BUT…(as Fr. Mike is SO FOND of saying 😉) is there more we could do? I mean Jesus told us to spread the Good News to ALL NATIONS. I’ve spent the past 365 DAYS making this study guide and it’s been the most amazing experience. It is read by 140,000 users in 143 countries all over the WORLD. Do you realize what that means? The Bible in a Year Podcast with Fr. Mike Schmitz is being listened to in almost every part of the WORLD!! Our next goal should be to get the podcast to Antarctica. It only makes sense. My Faith is even more on fire for Jesus. And it’s all because I listened to Him when I asked how I could help. Many people have asked me how they could thank me for writing the notes and making the study guide for them to use. I always refused any sort of monetary remuneration. But, I now know what I would like as a sort of “payment.” I would like you to tell at least one person you know who has maybe fallen away from the Faith, or maybe doesn’t believe in God or Christianity, about this Podcast and the Study Guide. Share it with them. Heck, keep sharing it on the Ascension Facebook Group or any other group you are a part of. Share it on your Twitter, Instagram, ummm…YouTube…you know, social media. You know how awesome this year has been. Why WOULDN’T you want to share it? All it took for me to come back to my Faith was losing a bet, something so trivial. Imagine how you could impact someone’s life by sharing The Bible in a Year with them!! Something NOT so trivial! Thank you all for being there for me on this journey with your prayers, Christmas cards, and baklava!! I couldn’t have done this without you.  

I’m praying for you…

Please pray for me…

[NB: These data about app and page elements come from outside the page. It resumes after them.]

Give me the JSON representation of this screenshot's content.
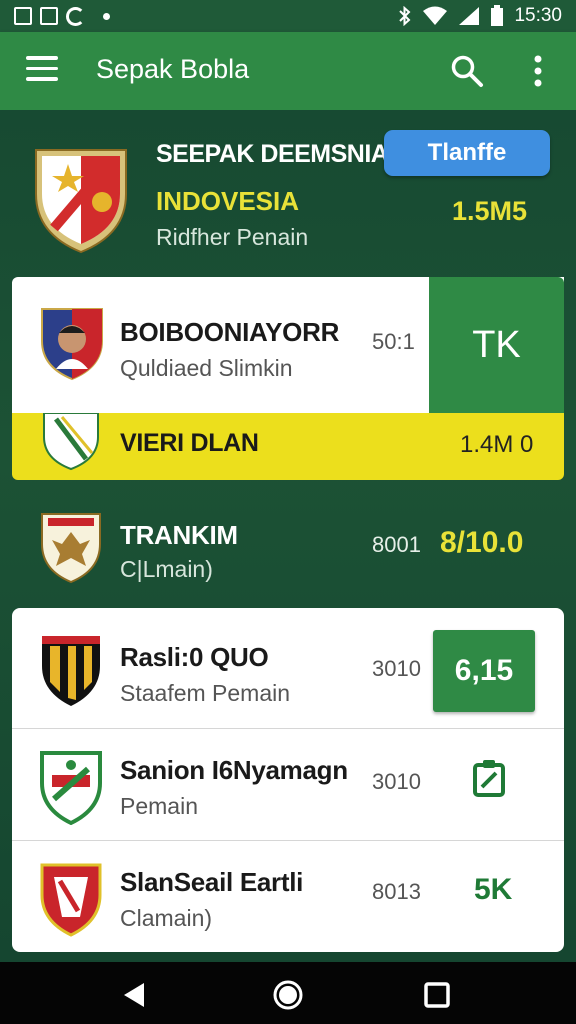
{
  "status_bar": {
    "time": "15:30"
  },
  "app_bar": {
    "title": "Sepak Bobla",
    "icons": [
      "menu-icon",
      "search-icon",
      "more-vert-icon"
    ]
  },
  "header": {
    "title": "SEEPAK DEEMSNIA",
    "country": "INDOVESIA",
    "subtitle": "Ridfher Penain",
    "button_label": "Tlanffe",
    "value": "1.5M5"
  },
  "rows": [
    {
      "name": "BOIBOONIAYORR",
      "sub": "Quldiaed Slimkin",
      "num": "50:1",
      "side_label": "TK"
    },
    {
      "name": "VIERI DLAN",
      "value": "1.4M 0"
    },
    {
      "name": "TRANKIM",
      "sub": "C|Lmain)",
      "num": "8001",
      "value": "8/10.0"
    }
  ],
  "list": [
    {
      "name": "Rasli:0 QUO",
      "sub": "Staafem Pemain",
      "num": "3010",
      "action": "6,15"
    },
    {
      "name": "Sanion I6Nyamagn",
      "sub": "Pemain",
      "num": "3010",
      "action_icon": "edit-icon"
    },
    {
      "name": "SlanSeail Eartli",
      "sub": "Clamain)",
      "num": "8013",
      "action": "5K"
    }
  ],
  "colors": {
    "app_bar": "#2f8a45",
    "background": "#1d4a33",
    "accent_yellow": "#ecdf1c",
    "button_blue": "#3f8fe0"
  }
}
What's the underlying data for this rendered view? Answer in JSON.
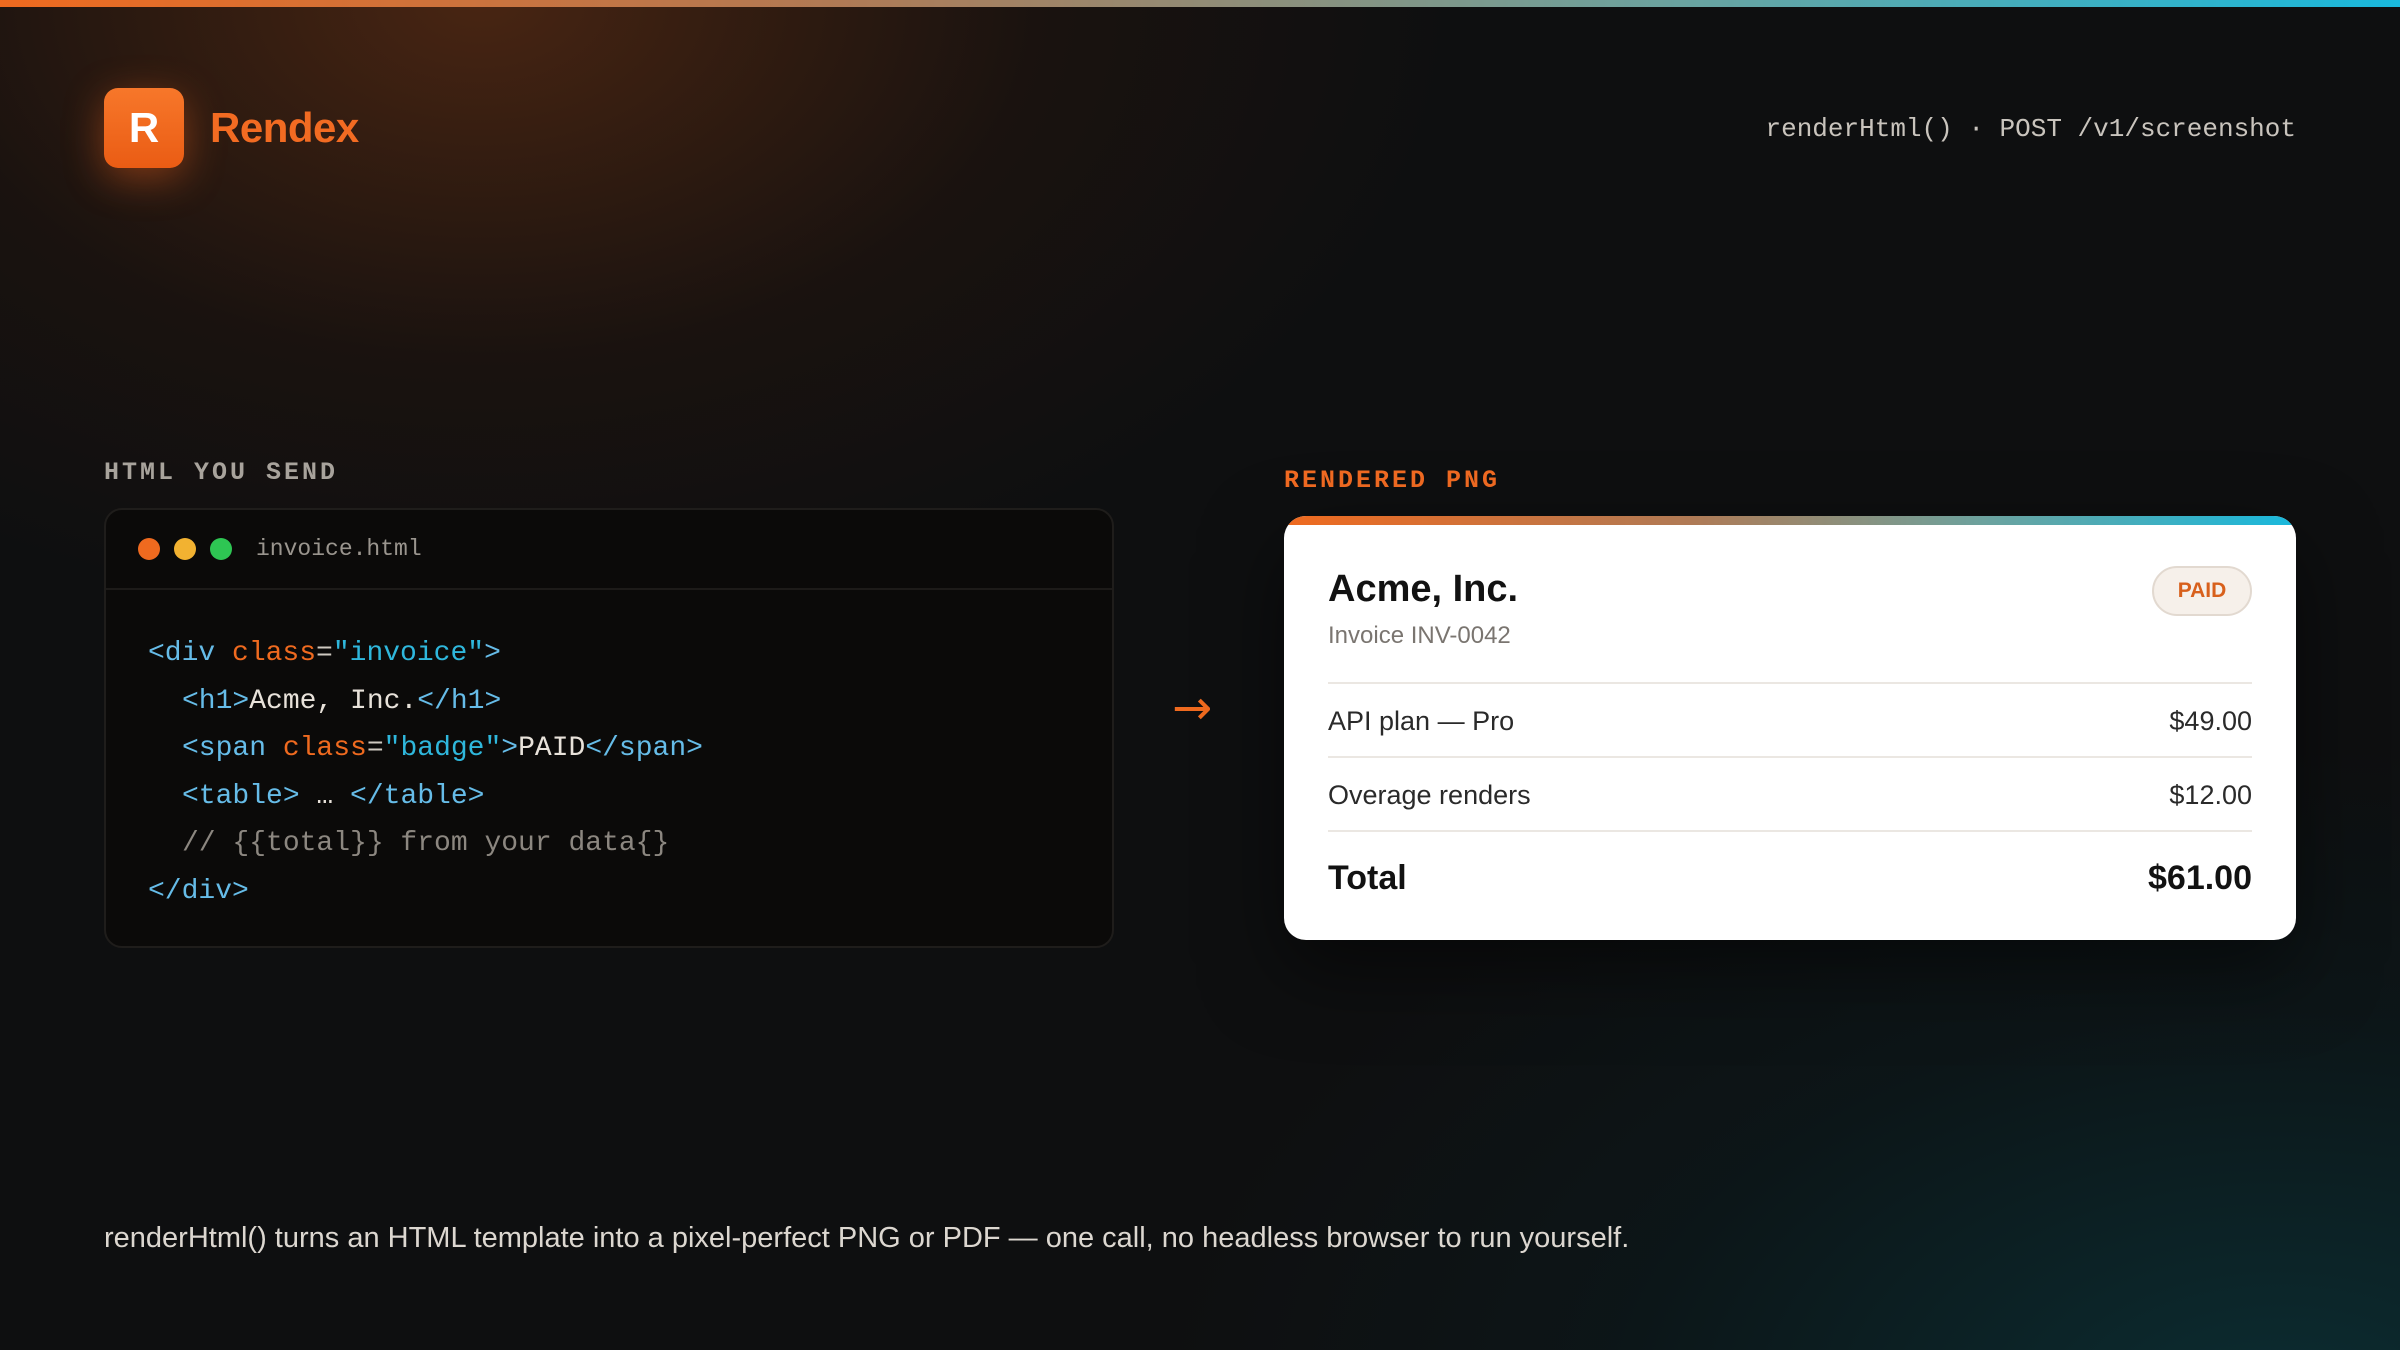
{
  "brand": {
    "logo_letter": "R",
    "name": "Rendex"
  },
  "header": {
    "endpoint": "renderHtml() · POST /v1/screenshot"
  },
  "left_label": "HTML YOU SEND",
  "right_label": "RENDERED PNG",
  "code": {
    "filename": "invoice.html",
    "line1": {
      "open": "<div ",
      "attr": "class",
      "eq": "=",
      "str": "\"invoice\"",
      "close": ">"
    },
    "line2": {
      "open": "<h1>",
      "text": "Acme, Inc.",
      "close": "</h1>"
    },
    "line3": {
      "open": "<span ",
      "attr": "class",
      "eq": "=",
      "str": "\"badge\"",
      "gt": ">",
      "text": "PAID",
      "close": "</span>"
    },
    "line4": {
      "open": "<table>",
      "text": " … ",
      "close": "</table>"
    },
    "line5": {
      "comment": "// {{total}} from your data{}"
    },
    "line6": {
      "close": "</div>"
    }
  },
  "arrow": "→",
  "invoice": {
    "company": "Acme, Inc.",
    "number": "Invoice INV-0042",
    "status": "PAID",
    "items": [
      {
        "label": "API plan — Pro",
        "amount": "$49.00"
      },
      {
        "label": "Overage renders",
        "amount": "$12.00"
      }
    ],
    "total_label": "Total",
    "total_amount": "$61.00"
  },
  "footer": "renderHtml() turns an HTML template into a pixel-perfect PNG or PDF — one call, no headless browser to run yourself.",
  "colors": {
    "accent": "#ef6a1f",
    "teal": "#19b9dd",
    "code_tag": "#66bce8"
  }
}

And PLEASE pray for the Holy Souls in Purgatory, especially for those who have been forgotten and have no one to pray for them...

I can’t WAIT to see you tomorrow!!